It's a Match!

To find the right target audience for your product or service, you have to look deeper. Just as finding the right partner has more to do with personality than looks, finding the right audience has more to do with who people are than the boxes they fit into.

Let’s look at our eyeshadow palette from before again:

  • Each shade is made with natural pigment and other organic materials

  • Never tested on animals

  • Gentle on sensitive skin

The target audience for this product isn’t the generic woman of stereotype acclaim. The ideal customer for this makeup palette won’t buy in to artificial-looking colors or glittery hyper-femininity.

Your ideal customer is a minimalist. This might be the only eyeshadow palette they’ll ever need. They care about sustainability and safety. These are the kinds of things you need to understand about your customer. Their values and their pain points. If you find yourself tripping into one stereotype after another, chances are, you haven’t dug deep enough yet.

A Meaningful Connection

Start with your product. Get to know the features that make it special, the things that set it aside from similar products on the market. Those are the traits that will point you to your target audience, to the people who will value your product, recommend it to their friends, increase your reputation and your revenue.

Finding the people who will love everything your product has to offer is the first step.
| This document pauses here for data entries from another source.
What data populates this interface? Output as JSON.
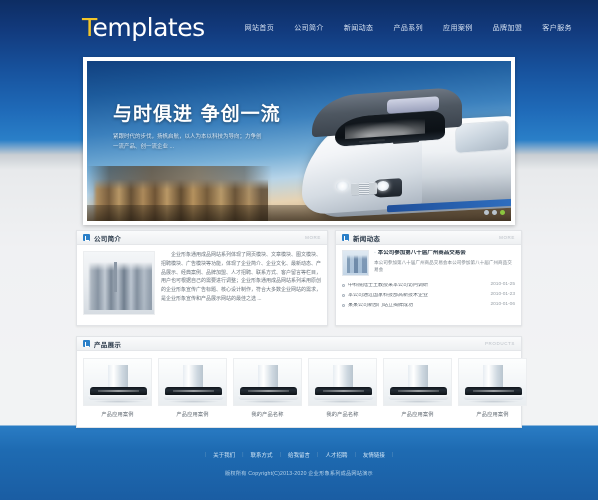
{
  "header": {
    "logo_accent": "T",
    "logo_rest": "emplates",
    "nav": [
      {
        "label": "网站首页"
      },
      {
        "label": "公司简介"
      },
      {
        "label": "新闻动态"
      },
      {
        "label": "产品系列"
      },
      {
        "label": "应用案例"
      },
      {
        "label": "品牌加盟"
      },
      {
        "label": "客户服务"
      }
    ]
  },
  "hero": {
    "title": "与时俱进  争创一流",
    "subtitle": "紧跟时代的步伐，扬帆启航，以人为本以科技为导向；力争创一流产品、创一流企业 ..."
  },
  "company": {
    "title": "公司简介",
    "more": "MORE",
    "text": "企业形象通用成品网站系列体现了网页模块、文章模块、图文模块、招聘模块、广告模块等功能，体现了企业简介、企业文化、最新动态、产品展示、经典案例、品牌加盟、人才招聘、联系方式、客户留言等栏目，用户也可根据自己的需要进行调整；企业形象通用成品网站系列采用原创的企业形象宣传广告标题、核心设计制作，符合大多数企业网站的需求，是企业形象宣传和产品展示网站的最佳之选 ..."
  },
  "news": {
    "title": "新闻动态",
    "more": "MORE",
    "featured": {
      "headline": "本公司参加第八十届广州商品交易会",
      "desc": "本公司参加第八十届广州商品交易会本公司参加第八十届广州商品交易会"
    },
    "items": [
      {
        "title": "中科院陆士王教授来本公司访问调研",
        "date": "2010-01-25"
      },
      {
        "title": "本公司通过国家科技部高新技术企业",
        "date": "2010-01-23"
      },
      {
        "title": "某某公司新部门站立揭牌成功",
        "date": "2010-01-06"
      }
    ]
  },
  "products": {
    "title": "产品展示",
    "more": "PRODUCTS",
    "items": [
      {
        "label": "产品应用案例"
      },
      {
        "label": "产品应用案例"
      },
      {
        "label": "我的产品名称"
      },
      {
        "label": "我的产品名称"
      },
      {
        "label": "产品应用案例"
      },
      {
        "label": "产品应用案例"
      }
    ]
  },
  "footer": {
    "links": [
      {
        "label": "关于我们"
      },
      {
        "label": "联系方式"
      },
      {
        "label": "给我留言"
      },
      {
        "label": "人才招聘"
      },
      {
        "label": "友情链接"
      }
    ],
    "copyright": "版权所有 Copyright(C)2013-2020 企业形象系列成品网站演示"
  },
  "colors": {
    "brand_blue": "#1a5da3",
    "accent_yellow": "#f2c52a",
    "panel_bg": "#ffffff",
    "page_bg": "#f2f3f4"
  }
}
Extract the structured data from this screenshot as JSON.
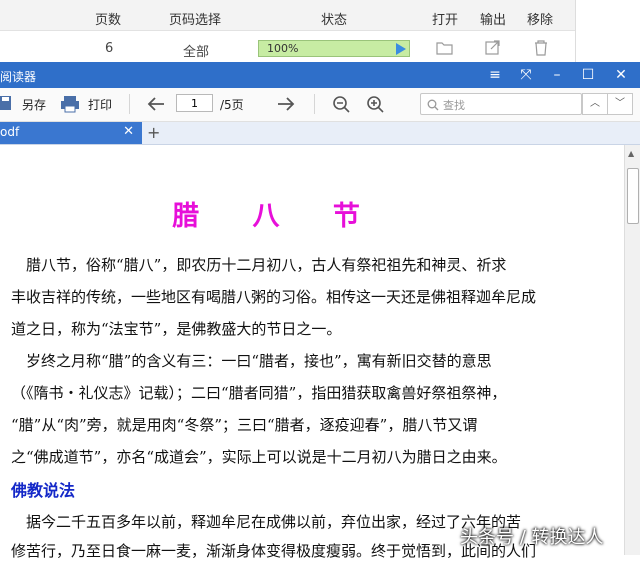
{
  "converter": {
    "columns": [
      "页数",
      "页码选择",
      "状态",
      "打开",
      "输出",
      "移除"
    ],
    "row": {
      "pages": "6",
      "range": "全部",
      "progress_text": "100%",
      "progress_fraction": 1.0
    }
  },
  "reader": {
    "title": "阅读器",
    "toolbar": {
      "save_as": "另存",
      "print": "打印",
      "page_current": "1",
      "page_total": "/5页",
      "search_placeholder": "查找"
    },
    "tab": {
      "label": "odf"
    },
    "document": {
      "title": "腊 八 节",
      "lines": [
        "　腊八节，俗称“腊八”，即农历十二月初八，古人有祭祀祖先和神灵、祈求",
        "丰收吉祥的传统，一些地区有喝腊八粥的习俗。相传这一天还是佛祖释迦牟尼成",
        "道之日，称为“法宝节”，是佛教盛大的节日之一。",
        "　岁终之月称“腊”的含义有三：一曰“腊者，接也”，寓有新旧交替的意思",
        "（《隋书・礼仪志》记载）；二曰“腊者同猎”，指田猎获取禽兽好祭祖祭神，",
        "“腊”从“肉”旁，就是用肉“冬祭”；三曰“腊者，逐疫迎春”，腊八节又谓",
        "之“佛成道节”，亦名“成道会”，实际上可以说是十二月初八为腊日之由来。"
      ],
      "section_heading": "佛教说法",
      "section_lines": [
        "　据今二千五百多年以前，释迦牟尼在成佛以前，弃位出家，经过了六年的苦",
        "修苦行，乃至日食一麻一麦，渐渐身体变得极度瘦弱。终于觉悟到，此间的人们"
      ]
    },
    "watermark": "头条号 / 转换达人"
  }
}
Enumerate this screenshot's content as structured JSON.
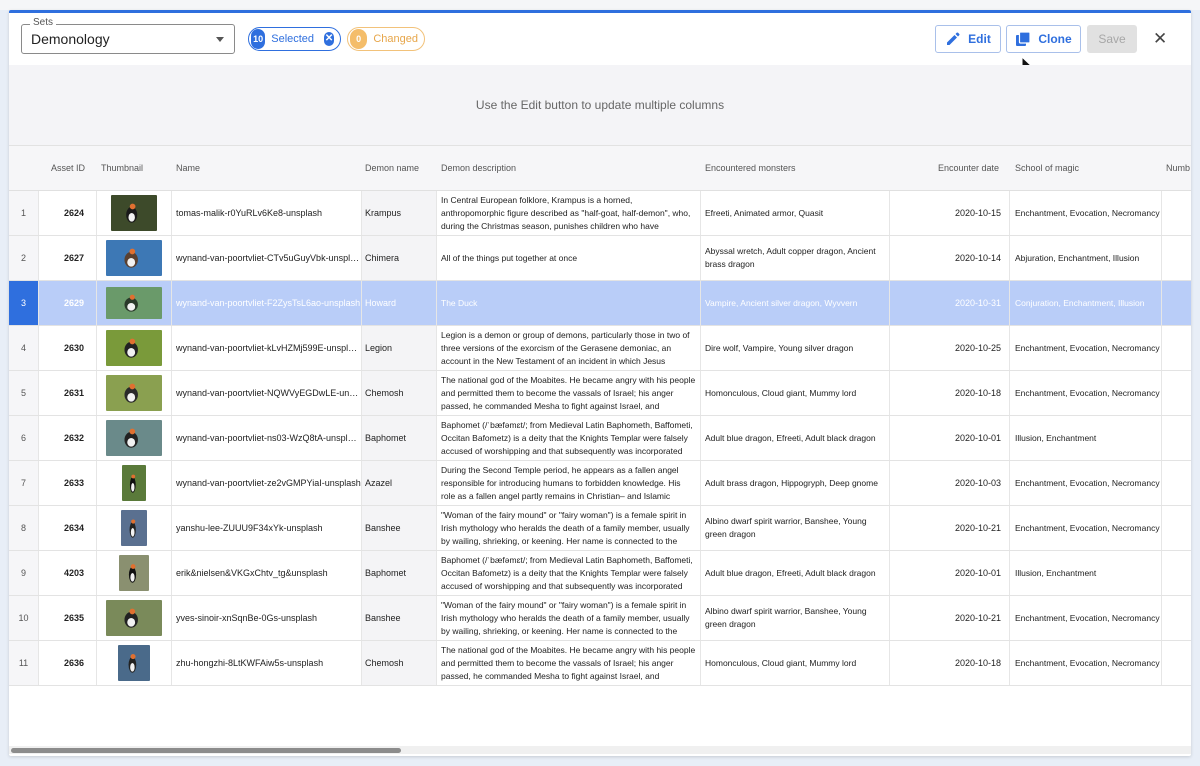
{
  "toolbar": {
    "sets_label": "Sets",
    "sets_value": "Demonology",
    "selected_count": "10",
    "selected_label": "Selected",
    "changed_count": "0",
    "changed_label": "Changed",
    "edit_label": "Edit",
    "clone_label": "Clone",
    "save_label": "Save",
    "close_glyph": "✕"
  },
  "hint": "Use the Edit button to update multiple columns",
  "columns": {
    "asset_id": "Asset ID",
    "thumbnail": "Thumbnail",
    "name": "Name",
    "demon_name": "Demon name",
    "demon_description": "Demon description",
    "encountered_monsters": "Encountered monsters",
    "encounter_date": "Encounter date",
    "school_of_magic": "School of magic",
    "number": "Numb"
  },
  "rows": [
    {
      "num": "1",
      "id": "2624",
      "name": "tomas-malik-r0YuRLv6Ke8-unsplash",
      "demon": "Krampus",
      "desc": "In Central European folklore, Krampus is a horned, anthropomorphic figure described as \"half-goat, half-demon\", who, during the Christmas season, punishes children who have misbehaved, in contrast with Saint Nicholas, who rewards the",
      "monsters": "Efreeti, Animated armor, Quasit",
      "date": "2020-10-15",
      "school": "Enchantment, Evocation, Necromancy"
    },
    {
      "num": "2",
      "id": "2627",
      "name": "wynand-van-poortvliet-CTv5uGuyVbk-unsplas...",
      "demon": "Chimera",
      "desc": "All of the things put together at once",
      "monsters": "Abyssal wretch, Adult copper dragon, Ancient brass dragon",
      "date": "2020-10-14",
      "school": "Abjuration, Enchantment, Illusion"
    },
    {
      "num": "3",
      "id": "2629",
      "name": "wynand-van-poortvliet-F2ZysTsL6ao-unsplash",
      "demon": "Howard",
      "desc": "The Duck",
      "monsters": "Vampire, Ancient silver dragon, Wyvvern",
      "date": "2020-10-31",
      "school": "Conjuration, Enchantment, Illusion"
    },
    {
      "num": "4",
      "id": "2630",
      "name": "wynand-van-poortvliet-kLvHZMj599E-unsplas...",
      "demon": "Legion",
      "desc": "Legion is a demon or group of demons, particularly those in two of three versions of the exorcism of the Gerasene demoniac, an account in the New Testament of an incident in which Jesus performs an exorcism.",
      "monsters": "Dire wolf, Vampire, Young silver dragon",
      "date": "2020-10-25",
      "school": "Enchantment, Evocation, Necromancy"
    },
    {
      "num": "5",
      "id": "2631",
      "name": "wynand-van-poortvliet-NQWVyEGDwLE-unspl...",
      "demon": "Chemosh",
      "desc": "The national god of the Moabites. He became angry with his people and permitted them to become the vassals of Israel; his anger passed, he commanded Mesha to fight against Israel, and Moabitish independence was reestablished (Moabite Stone",
      "monsters": "Homonculous, Cloud giant, Mummy lord",
      "date": "2020-10-18",
      "school": "Enchantment, Evocation, Necromancy"
    },
    {
      "num": "6",
      "id": "2632",
      "name": "wynand-van-poortvliet-ns03-WzQ8tA-unsplas...",
      "demon": "Baphomet",
      "desc": "Baphomet (/ˈbæfəmɛt/; from Medieval Latin Baphometh, Baffometi, Occitan Bafometz) is a deity that the Knights Templar were falsely accused of worshipping and that subsequently was incorporated into disparate occult and",
      "monsters": "Adult blue dragon, Efreeti, Adult black dragon",
      "date": "2020-10-01",
      "school": "Illusion, Enchantment"
    },
    {
      "num": "7",
      "id": "2633",
      "name": "wynand-van-poortvliet-ze2vGMPYiaI-unsplash",
      "demon": "Azazel",
      "desc": "During the Second Temple period, he appears as a fallen angel responsible for introducing humans to forbidden knowledge. His role as a fallen angel partly remains in Christian– and Islamic traditions. In Islam, he is often, but not exclusively,",
      "monsters": "Adult brass dragon, Hippogryph, Deep gnome",
      "date": "2020-10-03",
      "school": "Enchantment, Evocation, Necromancy"
    },
    {
      "num": "8",
      "id": "2634",
      "name": "yanshu-lee-ZUUU9F34xYk-unsplash",
      "demon": "Banshee",
      "desc": "\"Woman of the fairy mound\" or \"fairy woman\") is a female spirit in Irish mythology who heralds the death of a family member, usually by wailing, shrieking, or keening. Her name is connected to the mythologically important tumuli or \"mounds\"",
      "monsters": "Albino dwarf spirit warrior, Banshee, Young green dragon",
      "date": "2020-10-21",
      "school": "Enchantment, Evocation, Necromancy"
    },
    {
      "num": "9",
      "id": "4203",
      "name": "erik&nielsen&VKGxChtv_tg&unsplash",
      "demon": "Baphomet",
      "desc": "Baphomet (/ˈbæfəmɛt/; from Medieval Latin Baphometh, Baffometi, Occitan Bafometz) is a deity that the Knights Templar were falsely accused of worshipping and that subsequently was incorporated into disparate occult and",
      "monsters": "Adult blue dragon, Efreeti, Adult black dragon",
      "date": "2020-10-01",
      "school": "Illusion, Enchantment"
    },
    {
      "num": "10",
      "id": "2635",
      "name": "yves-sinoir-xnSqnBe-0Gs-unsplash",
      "demon": "Banshee",
      "desc": "\"Woman of the fairy mound\" or \"fairy woman\") is a female spirit in Irish mythology who heralds the death of a family member, usually by wailing, shrieking, or keening. Her name is connected to the mythologically important tumuli or \"mounds\"",
      "monsters": "Albino dwarf spirit warrior, Banshee, Young green dragon",
      "date": "2020-10-21",
      "school": "Enchantment, Evocation, Necromancy"
    },
    {
      "num": "11",
      "id": "2636",
      "name": "zhu-hongzhi-8LtKWFAiw5s-unsplash",
      "demon": "Chemosh",
      "desc": "The national god of the Moabites. He became angry with his people and permitted them to become the vassals of Israel; his anger passed, he commanded Mesha to fight against Israel, and Moabitish independence was reestablished (Moabite Stone",
      "monsters": "Homonculous, Cloud giant, Mummy lord",
      "date": "2020-10-18",
      "school": "Enchantment, Evocation, Necromancy"
    }
  ],
  "colors": {
    "accent": "#2f6fde",
    "selected_row": "#b9cdf8",
    "changed_chip": "#f4bd6a"
  },
  "icons": [
    "pencil-icon",
    "copy-icon",
    "close-icon",
    "chevron-down-icon",
    "mouse-pointer-icon"
  ]
}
Once you build a marketing campaign that will show them what your product has to offer, it’ll only be a matter of time before you make a meaningful connection with your target audience—the right target audience for you.

This blog was first written for Targa Media Inc. and is published at

16 views0 comments


bottom of page